General Jaudenes y Jaudenes has been appointed governor, with Francisco Rizzo his deputy. This is nothing compared to General Monet’s appointment as chief of defense after deserting his post and his men, a constant subject of severe criticism. Together with his 2,800 men and General Agustin’s family, he found himself surrounded by insurgents since June. Under the pretext of escorting Mrs. Agustin and her five children across the Tagal lines, General Monet and his aide-de-camp abandoned their men. Some say that the true version of the story is that Monet abandoned his troops because he was aware of the implacable hatred of the Tagals. Of all the Spaniards, he is the most hated by the Tagals, having allegedly exerted heavy-handed authority by putting to death thousands of natives, women and children included, during the last repression of the uprising.

In order to promote more confusion, the same newspapers which carried news items regarding Agustin’s downfall have also reprinted an article published in Spain, dated the 21st of July, in which the new governor sings high praises to “the heroism of the Philippine army, its illustrious chief, and the nation.” The appointment orders dated the 24th were evidently pre-empted by the newspaper article.

All these insincere half-truths disgust us. Have people really reached this level? One could almost say that the empty pride of the vanquished found glory in their defeat. There is nothing else left for this nation but to face death.

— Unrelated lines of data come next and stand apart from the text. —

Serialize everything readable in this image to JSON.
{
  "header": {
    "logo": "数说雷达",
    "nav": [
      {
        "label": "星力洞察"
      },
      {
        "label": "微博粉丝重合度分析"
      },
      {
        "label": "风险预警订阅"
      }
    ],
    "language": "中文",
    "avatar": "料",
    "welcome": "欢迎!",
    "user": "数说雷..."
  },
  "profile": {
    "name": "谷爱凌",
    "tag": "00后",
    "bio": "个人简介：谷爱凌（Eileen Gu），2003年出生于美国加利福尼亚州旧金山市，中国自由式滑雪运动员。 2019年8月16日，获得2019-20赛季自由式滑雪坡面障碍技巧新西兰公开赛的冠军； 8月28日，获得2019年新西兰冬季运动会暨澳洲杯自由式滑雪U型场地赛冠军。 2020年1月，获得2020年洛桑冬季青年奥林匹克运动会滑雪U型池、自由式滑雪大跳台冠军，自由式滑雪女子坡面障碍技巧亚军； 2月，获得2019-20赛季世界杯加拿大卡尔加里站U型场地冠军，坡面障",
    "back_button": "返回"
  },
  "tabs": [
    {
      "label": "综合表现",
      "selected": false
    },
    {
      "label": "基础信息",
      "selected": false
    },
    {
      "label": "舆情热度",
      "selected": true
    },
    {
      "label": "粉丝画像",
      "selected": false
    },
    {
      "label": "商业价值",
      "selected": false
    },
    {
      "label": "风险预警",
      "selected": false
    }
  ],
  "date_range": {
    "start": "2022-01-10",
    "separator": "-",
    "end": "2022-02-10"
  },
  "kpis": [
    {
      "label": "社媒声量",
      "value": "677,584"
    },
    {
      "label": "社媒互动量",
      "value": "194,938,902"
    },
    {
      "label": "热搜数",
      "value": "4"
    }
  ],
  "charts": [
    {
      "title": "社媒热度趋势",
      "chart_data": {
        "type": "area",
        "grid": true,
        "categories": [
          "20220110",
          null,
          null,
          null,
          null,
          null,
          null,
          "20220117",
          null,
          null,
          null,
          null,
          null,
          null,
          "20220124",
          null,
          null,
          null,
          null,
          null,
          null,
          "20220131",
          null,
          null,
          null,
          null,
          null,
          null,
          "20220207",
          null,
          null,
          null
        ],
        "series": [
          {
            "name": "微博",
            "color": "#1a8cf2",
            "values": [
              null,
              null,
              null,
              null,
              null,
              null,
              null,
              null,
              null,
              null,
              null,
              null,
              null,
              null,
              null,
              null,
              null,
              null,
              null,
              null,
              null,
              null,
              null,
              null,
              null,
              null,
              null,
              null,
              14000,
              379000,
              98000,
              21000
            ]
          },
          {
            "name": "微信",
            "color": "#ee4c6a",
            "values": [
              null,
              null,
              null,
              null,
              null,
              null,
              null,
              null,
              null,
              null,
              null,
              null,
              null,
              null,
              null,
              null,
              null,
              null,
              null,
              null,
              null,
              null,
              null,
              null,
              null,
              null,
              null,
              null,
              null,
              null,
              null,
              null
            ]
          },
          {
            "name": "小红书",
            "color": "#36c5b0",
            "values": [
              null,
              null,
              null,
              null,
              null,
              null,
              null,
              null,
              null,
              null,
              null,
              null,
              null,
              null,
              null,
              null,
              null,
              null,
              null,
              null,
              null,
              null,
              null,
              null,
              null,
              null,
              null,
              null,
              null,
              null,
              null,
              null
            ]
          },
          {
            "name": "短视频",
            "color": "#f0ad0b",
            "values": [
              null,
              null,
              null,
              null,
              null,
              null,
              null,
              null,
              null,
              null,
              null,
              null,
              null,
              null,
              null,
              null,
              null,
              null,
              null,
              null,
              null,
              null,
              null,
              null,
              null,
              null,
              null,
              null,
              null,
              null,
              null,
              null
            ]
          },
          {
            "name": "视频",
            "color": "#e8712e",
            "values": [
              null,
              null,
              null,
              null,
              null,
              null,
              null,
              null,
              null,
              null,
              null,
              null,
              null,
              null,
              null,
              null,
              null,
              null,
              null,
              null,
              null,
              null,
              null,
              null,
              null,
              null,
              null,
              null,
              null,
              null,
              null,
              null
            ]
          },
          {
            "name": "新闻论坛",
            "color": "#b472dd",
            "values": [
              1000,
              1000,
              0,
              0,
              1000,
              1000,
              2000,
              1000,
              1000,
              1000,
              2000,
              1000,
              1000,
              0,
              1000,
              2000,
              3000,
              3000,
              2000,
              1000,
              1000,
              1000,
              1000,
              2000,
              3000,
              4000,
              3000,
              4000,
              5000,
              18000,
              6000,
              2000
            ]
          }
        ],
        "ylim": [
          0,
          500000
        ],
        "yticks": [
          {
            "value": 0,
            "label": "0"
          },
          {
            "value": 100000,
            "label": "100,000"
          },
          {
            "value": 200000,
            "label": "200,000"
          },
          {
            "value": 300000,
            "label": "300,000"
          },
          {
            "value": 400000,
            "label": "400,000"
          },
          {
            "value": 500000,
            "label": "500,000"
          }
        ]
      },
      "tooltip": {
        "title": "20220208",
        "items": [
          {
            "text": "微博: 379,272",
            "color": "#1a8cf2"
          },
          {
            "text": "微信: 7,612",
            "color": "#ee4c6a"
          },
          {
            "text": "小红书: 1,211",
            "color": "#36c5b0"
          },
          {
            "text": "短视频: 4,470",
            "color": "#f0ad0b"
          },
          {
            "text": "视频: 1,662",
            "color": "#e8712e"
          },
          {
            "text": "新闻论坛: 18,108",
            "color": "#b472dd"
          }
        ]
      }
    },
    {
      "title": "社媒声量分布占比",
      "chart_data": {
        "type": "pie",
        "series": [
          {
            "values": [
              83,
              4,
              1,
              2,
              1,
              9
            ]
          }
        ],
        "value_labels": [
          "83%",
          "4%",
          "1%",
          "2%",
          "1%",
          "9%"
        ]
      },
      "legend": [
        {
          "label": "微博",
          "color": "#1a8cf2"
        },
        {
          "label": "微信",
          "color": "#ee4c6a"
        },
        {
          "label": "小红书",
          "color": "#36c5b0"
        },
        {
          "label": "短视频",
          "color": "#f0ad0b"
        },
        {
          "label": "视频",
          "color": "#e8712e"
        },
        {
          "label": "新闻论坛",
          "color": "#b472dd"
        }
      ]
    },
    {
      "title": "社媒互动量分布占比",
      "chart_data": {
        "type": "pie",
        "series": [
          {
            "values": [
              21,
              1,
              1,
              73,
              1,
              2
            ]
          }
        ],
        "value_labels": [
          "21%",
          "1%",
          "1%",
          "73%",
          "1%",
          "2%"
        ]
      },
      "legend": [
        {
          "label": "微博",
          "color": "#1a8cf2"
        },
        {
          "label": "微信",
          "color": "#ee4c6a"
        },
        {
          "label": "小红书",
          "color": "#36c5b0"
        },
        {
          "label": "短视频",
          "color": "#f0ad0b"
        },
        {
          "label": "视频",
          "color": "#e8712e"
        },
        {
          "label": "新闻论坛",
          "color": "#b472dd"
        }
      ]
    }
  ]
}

Thursday, August 4, 1898

This morning, the American monitor, Monterey, arrived in Cavite, escorted by a commercial steamer. Crossing the Pacific on this monitor weighing 4,000 tons must have been a remarkable exercise for the sailors. The Yankees’ prowess at sea is sure evidence that they have English blood in their veins.

Now that Camara’s squadron and the Pelayo have retired to Europe, what does Dewey need this monitor for? I am certain that the Monterey will not return to America, proving once again that they do covet this exceptional colony. They have come and intend to remain here. The insurgents are not blind and must have drawn their own conclusions at the sight of the Monterey with its 30cm cannons and the two 22cm guns in their turrets. Not even Spain has ever threatened Manila with cannons of this caliber. The Spaniards have certainly come up against a formidable negotiator. The Monterey, anchored in this bay, is an absolute fortress of steel.

Saturday’s fighting lasted three hours. It was a terrible night. General Greene had pushed the retrenchment forward at Camp Dewey with an impudence which could have cost him dearly if he were confronted with a better armed and more skilled enemy instead of the Spaniards who, with merely 3,000 men, advanced behind the bamboo and mangrove bushes extending along the right-hand side of the enemy lines, taking the Yankees completely by surprise. These Americans do not really understand the tactics of war. Their strength is based on an arrogance which will be their undoing the day that they pit themselves against an organized enemy. A division of Yankees could easily be overthrown by a German brigade.